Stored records
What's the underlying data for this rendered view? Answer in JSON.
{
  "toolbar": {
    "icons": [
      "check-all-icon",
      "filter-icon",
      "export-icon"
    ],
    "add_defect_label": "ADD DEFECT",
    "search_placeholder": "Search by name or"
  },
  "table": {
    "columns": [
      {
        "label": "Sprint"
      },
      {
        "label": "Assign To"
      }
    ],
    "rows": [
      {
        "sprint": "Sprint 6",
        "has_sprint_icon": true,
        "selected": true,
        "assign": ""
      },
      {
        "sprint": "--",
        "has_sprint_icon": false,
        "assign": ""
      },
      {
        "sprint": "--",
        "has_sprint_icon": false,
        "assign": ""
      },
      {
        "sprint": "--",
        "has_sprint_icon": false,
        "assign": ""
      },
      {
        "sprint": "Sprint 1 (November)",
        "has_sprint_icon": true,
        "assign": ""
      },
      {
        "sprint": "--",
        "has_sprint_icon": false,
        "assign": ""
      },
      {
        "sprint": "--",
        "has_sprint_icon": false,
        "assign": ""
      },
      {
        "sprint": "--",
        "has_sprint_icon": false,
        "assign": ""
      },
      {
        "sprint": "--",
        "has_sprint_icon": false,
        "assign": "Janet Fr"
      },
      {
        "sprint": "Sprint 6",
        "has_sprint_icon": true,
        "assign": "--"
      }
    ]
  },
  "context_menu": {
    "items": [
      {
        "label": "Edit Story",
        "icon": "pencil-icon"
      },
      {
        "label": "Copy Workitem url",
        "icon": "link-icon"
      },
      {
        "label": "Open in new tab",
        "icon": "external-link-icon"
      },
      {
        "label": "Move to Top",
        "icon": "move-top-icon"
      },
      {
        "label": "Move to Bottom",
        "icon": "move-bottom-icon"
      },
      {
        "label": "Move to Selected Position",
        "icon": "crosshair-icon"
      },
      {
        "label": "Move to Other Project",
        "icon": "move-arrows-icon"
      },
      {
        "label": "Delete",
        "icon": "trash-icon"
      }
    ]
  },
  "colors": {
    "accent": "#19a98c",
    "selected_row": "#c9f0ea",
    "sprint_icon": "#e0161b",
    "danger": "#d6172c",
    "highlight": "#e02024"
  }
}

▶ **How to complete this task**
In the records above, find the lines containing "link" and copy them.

▶ **Solution below**
        "icon": "link-icon"
        "icon": "external-link-icon"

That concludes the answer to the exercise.